All designs courtesy of Chris Bennigsen / Eyes Brewing
CHRIS BENNIGSEN, Head Brewer & Designer at Eyes Brewing, the UK’s only wheat-beer brewery, tells NEIL MUDD why the Headingley based firm is a bit like the Factory Records of craft beer companies…
Wheat beers were so popular in Bavaria in the Middle Ages that bread production was literally affected, leading to the local hefeweizen to be forbidden under German purity laws.
A special decree permitted exclusive brewing rights to the royal households however, a situation which held fast until the early 19th century when Munich brewer Georg Schneider was granted a licence to produce the wheat beer Schneiderweisse.
In Britain, the taste for wheat beer has largely fallen away since the forties as palettes have become attuned to – or sullied by, you decide – lagers and alco pops.
The brewing of wheat beers in this country was to all intents and purposes done with until two years ago three friends – Chris Bennigsen, Daniel Logan and Thomas Cunliffe, novice brewers all – set up Eyes Brewing with the intention of reviving the style for a new generation of beer fans.
“When we started out, we were told no-one likes wheat beer, it’s too niche,” says Chris when we meet at Left Bank Leeds, “but this comes out of a real passion. It’s something we want to make and in a market that is swamped, (it’s) distinctive. This is who we are; this is who we are going to be.”
It is a week after the LS6 Beer Festival where Chris took part in a panel discussion alongside beer bod Zak Avery and artist Mike Williams of the Brewer’s Design Society, which explored the connections between art, brewing and graphic design.
“We love being involved in beer festivals because it’s another way of reaching people who probably wouldn’t have come across us before. Although our brewing takes place all over (in the parlance of the industry Eyes is a cuckoo-brewer, one that makes use of any spare capacity among local breweries), we all live in Headingley, so the LS6 Beer Festival feels like coming home to us.”
It is the company’s striking approach to design that has prompted our meeting. From its inception, Eyes has employed a clean, consciously Modernist aesthetic. “When we started up the brewery we wanted to go down the bold graphic approach,” says Chris whose background is in retail food manufacturing.
“I spent a lot of time thinking about the design.

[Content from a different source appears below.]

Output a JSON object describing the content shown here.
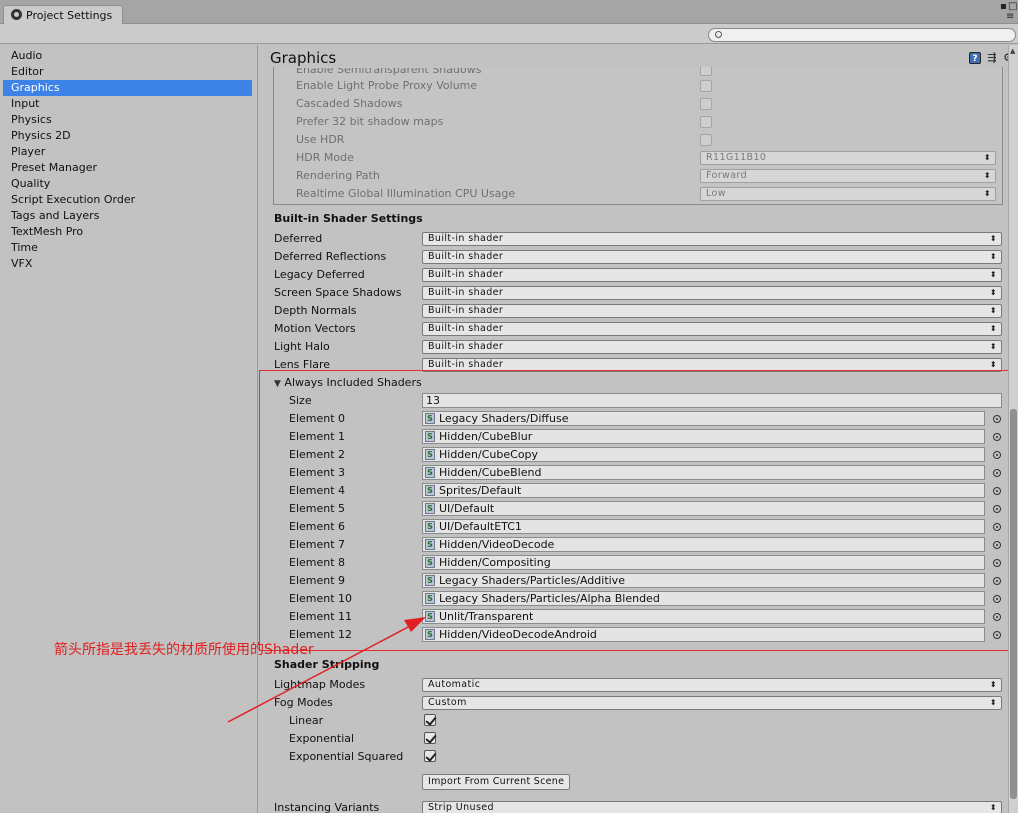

I wanted it to have that strong abstract look to it – I read around Bauhaus colour theories – primary, secondary, tertiary colour palettes – and took on board some of the visual language as well.”
Hence the beer christened Walter Gropius after the architect and founder of the influential interwar German cultural movement. Gropius it was who said, ‘Limitation makes the creative mind inventive,’ and it is indeed its packaging which sets Eyes Brewing apart from its competitors.
Chris has always loved design, particularly 20th century Modernism, and has read around the subject extensively. His first encounter came via The White Stripes’ second album De Stijl, the cover of which drew directly on the distinctive linear patchwork of the eponymous Dutch artistic movement. Another touchstone is Peter Saville and the body of work he created for Manchester’s Factory Records.
Chris grew up in Manchester and remembers loving the sleeve art for New Order’s second album Power, Corruption and Lies. “That painting and those colours,” he says. “Supposedly there was a code that, if you managed to crack it, spelled out the Factory catalogue details. That sort of stuff really fascinated me as a teenager. I was definitely influenced by the idea of a record being a cultural artefact, visually as well as musically.”
Factory’s official catalogue lists a Hacienda house white and red (vin de l’usine; c’est drôle, non?) which featured a label designed by Saville. Is it stretching punk’s can-do evangelism too much if a group of friends brew their own wheat beer and then lavish the exact same attention to detail as one might a one-off seven-inch single release?
“We always try to put design at the front of everything we do,” says Chris, adding that the near-saturated state of the beer market forced Eyes to stress the importance of appearances.
“The first thing you engage with is the look before you drink it. If that looks good, then hopefully one follows the other in terms of taste. It’s helped us get into places like the Belgrave, for example, purely because (our beers) look great.”
In future, Eyes hopes to introduce a core range of beers, something the public’s demand for novelty and innovation has so far stymied. Should the day dawn, Chris has been taking notes from Wassily Kandinsky: “The designs (are) based around (his) idea that, as well as primary colours, there are primary shapes which are all intrinsically linked – yellow with triangles, red with squares and blue with circles. It’s all connected to mysticism.”
Gropius also has a quote for this eventuality: ‘only work which is the product of compulsion can have spiritual meaning.’ It sums up Eyes Brewing to a T…
You can find out more about Eyes Brewing here